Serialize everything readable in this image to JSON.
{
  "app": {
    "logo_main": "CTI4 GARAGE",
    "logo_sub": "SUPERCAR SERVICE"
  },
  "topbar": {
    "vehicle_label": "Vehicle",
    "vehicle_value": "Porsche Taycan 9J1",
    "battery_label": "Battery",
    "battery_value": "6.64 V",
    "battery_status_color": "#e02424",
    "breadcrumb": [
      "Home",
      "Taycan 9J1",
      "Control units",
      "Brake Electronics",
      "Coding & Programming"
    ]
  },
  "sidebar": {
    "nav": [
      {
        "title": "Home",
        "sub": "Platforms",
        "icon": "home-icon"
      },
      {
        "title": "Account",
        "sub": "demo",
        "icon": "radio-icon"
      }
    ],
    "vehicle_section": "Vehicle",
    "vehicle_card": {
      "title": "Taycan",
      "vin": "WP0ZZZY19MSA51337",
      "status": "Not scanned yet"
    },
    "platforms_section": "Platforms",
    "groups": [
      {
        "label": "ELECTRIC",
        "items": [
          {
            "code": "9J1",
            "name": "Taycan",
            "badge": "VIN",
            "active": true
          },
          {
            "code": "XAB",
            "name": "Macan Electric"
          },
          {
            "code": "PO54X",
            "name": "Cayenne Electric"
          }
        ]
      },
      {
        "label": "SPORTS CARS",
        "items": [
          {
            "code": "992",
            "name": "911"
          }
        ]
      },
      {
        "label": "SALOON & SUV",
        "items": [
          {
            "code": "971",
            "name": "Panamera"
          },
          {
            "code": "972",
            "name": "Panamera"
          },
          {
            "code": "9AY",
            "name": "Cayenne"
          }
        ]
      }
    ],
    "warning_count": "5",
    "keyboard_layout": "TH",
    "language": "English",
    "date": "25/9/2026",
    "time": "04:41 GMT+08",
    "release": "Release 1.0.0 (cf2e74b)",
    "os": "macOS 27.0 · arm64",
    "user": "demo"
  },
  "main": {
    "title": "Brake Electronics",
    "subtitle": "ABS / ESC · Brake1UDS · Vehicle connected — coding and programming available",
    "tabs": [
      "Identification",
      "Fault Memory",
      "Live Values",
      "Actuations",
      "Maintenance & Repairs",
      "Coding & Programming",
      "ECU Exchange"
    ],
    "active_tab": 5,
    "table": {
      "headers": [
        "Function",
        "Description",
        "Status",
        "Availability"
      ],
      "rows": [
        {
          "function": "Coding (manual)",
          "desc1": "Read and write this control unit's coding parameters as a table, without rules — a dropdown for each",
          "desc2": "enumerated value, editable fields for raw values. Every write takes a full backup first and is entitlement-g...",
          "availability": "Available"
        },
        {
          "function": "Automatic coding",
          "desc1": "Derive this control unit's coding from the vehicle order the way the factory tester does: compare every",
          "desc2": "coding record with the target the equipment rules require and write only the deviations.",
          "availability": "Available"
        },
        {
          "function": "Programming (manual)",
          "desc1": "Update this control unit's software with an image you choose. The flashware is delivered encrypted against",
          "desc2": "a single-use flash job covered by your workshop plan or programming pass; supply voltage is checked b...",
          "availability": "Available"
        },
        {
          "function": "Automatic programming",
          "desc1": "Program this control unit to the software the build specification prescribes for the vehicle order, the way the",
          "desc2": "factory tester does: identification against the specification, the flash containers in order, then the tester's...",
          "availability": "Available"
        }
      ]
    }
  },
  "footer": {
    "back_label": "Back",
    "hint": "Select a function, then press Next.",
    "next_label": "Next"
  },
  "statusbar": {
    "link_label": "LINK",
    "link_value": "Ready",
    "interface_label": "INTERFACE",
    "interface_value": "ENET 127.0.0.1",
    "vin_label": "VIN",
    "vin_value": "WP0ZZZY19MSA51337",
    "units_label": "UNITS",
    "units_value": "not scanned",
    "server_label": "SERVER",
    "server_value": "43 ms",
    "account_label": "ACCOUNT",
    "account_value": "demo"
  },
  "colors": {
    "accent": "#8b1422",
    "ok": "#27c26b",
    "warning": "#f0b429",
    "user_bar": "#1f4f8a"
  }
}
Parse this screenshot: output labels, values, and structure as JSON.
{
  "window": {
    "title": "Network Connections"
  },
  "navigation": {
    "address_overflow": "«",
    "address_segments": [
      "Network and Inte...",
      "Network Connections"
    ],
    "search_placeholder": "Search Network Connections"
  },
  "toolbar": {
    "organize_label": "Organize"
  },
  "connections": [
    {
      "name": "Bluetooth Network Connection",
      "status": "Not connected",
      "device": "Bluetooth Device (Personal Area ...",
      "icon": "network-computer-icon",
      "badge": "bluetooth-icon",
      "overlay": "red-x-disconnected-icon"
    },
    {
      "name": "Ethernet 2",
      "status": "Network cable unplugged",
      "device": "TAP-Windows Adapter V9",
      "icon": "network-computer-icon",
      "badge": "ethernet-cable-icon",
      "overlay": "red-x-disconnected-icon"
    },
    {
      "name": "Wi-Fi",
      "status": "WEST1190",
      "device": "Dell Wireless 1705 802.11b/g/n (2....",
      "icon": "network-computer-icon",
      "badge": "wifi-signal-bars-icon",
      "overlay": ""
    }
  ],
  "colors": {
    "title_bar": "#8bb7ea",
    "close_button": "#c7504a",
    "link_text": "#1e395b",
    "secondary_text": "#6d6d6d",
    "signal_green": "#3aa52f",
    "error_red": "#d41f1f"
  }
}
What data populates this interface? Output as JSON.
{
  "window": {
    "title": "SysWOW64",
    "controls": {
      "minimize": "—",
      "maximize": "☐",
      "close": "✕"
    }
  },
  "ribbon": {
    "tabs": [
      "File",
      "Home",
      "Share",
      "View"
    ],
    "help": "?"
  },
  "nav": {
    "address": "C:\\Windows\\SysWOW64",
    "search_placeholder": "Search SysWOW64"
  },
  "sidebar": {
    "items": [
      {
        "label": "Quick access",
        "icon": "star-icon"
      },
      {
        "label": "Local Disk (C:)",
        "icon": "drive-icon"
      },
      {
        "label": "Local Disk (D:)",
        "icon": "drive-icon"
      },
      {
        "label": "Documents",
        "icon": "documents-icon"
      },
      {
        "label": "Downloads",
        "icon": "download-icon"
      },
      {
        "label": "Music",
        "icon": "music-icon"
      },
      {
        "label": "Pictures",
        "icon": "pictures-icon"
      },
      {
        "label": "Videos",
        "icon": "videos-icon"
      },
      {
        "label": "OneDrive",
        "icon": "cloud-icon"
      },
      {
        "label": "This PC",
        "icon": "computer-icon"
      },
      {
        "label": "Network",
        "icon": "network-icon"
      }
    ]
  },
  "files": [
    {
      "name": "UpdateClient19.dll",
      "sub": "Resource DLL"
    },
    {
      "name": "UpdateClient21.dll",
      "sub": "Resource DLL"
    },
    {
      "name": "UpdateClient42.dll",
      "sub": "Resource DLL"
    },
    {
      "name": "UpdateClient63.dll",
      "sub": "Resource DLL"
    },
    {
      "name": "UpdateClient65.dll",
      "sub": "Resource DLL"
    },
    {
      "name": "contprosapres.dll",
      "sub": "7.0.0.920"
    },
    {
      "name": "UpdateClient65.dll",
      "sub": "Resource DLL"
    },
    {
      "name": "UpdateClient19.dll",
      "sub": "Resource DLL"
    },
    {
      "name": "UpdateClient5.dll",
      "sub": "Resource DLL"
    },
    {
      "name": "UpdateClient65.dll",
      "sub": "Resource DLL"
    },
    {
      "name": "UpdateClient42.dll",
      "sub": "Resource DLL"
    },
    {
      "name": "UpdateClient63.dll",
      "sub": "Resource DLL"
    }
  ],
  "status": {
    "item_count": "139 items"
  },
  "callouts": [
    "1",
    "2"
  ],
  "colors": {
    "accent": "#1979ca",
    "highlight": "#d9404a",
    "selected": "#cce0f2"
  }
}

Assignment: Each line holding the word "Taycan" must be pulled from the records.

Written solution:
    "vehicle_value": "Porsche Taycan 9J1",
      "Taycan 9J1",
      "title": "Taycan",
            "name": "Taycan",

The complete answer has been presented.